§ ASSIGNED TASK
Write out the full set of records exactly. Any pictures in them do not belong in the copy.

(Page and application data records)
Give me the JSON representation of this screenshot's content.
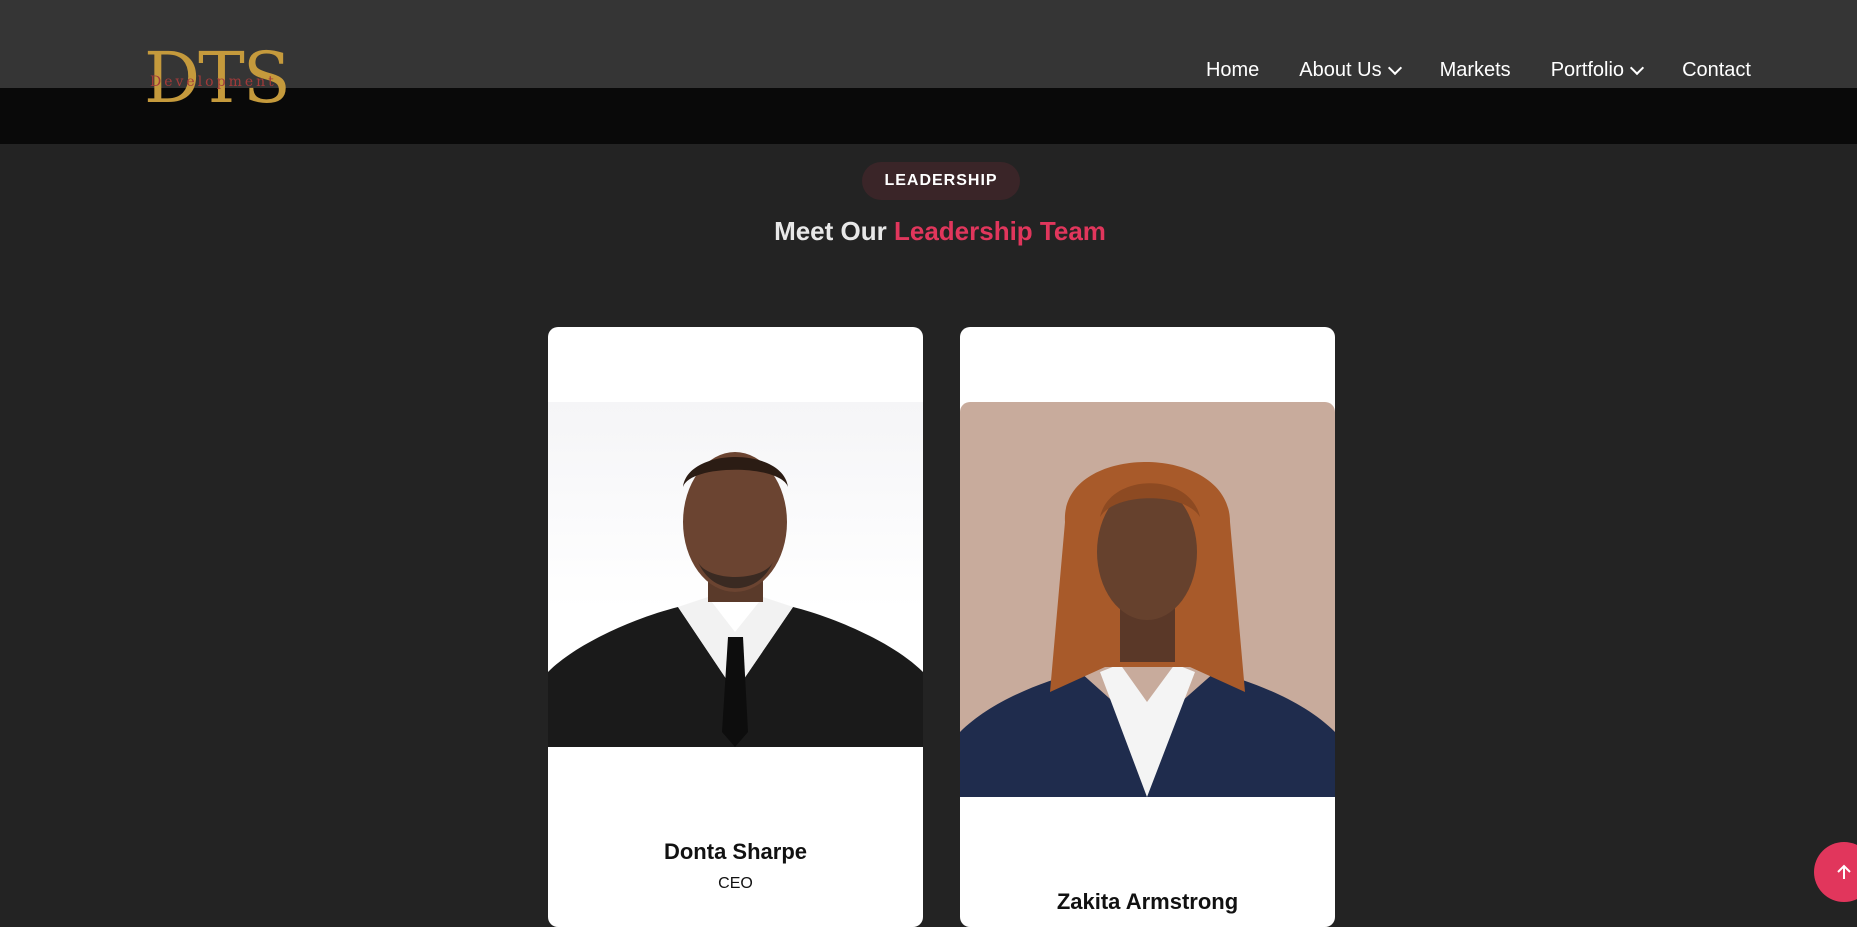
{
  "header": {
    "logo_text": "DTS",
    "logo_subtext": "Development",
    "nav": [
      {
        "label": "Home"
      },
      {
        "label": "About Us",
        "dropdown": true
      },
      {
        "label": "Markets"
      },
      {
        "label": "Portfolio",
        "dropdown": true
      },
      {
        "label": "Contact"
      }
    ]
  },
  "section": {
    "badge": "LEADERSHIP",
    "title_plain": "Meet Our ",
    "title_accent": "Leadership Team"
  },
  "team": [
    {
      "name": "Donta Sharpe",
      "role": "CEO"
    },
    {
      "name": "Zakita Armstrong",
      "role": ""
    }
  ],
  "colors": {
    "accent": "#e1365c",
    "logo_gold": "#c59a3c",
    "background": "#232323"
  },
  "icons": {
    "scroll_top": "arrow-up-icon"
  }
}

§ WRITTEN SOLUTION
Give me the JSON representation of this screenshot's content.
{
  "header": {
    "logo_text": "DTS",
    "logo_subtext": "Development",
    "nav": [
      {
        "label": "Home"
      },
      {
        "label": "About Us",
        "dropdown": true
      },
      {
        "label": "Markets"
      },
      {
        "label": "Portfolio",
        "dropdown": true
      },
      {
        "label": "Contact"
      }
    ]
  },
  "section": {
    "badge": "LEADERSHIP",
    "title_plain": "Meet Our ",
    "title_accent": "Leadership Team"
  },
  "team": [
    {
      "name": "Donta Sharpe",
      "role": "CEO"
    },
    {
      "name": "Zakita Armstrong",
      "role": ""
    }
  ],
  "colors": {
    "accent": "#e1365c",
    "logo_gold": "#c59a3c",
    "background": "#232323"
  },
  "icons": {
    "scroll_top": "arrow-up-icon"
  }
}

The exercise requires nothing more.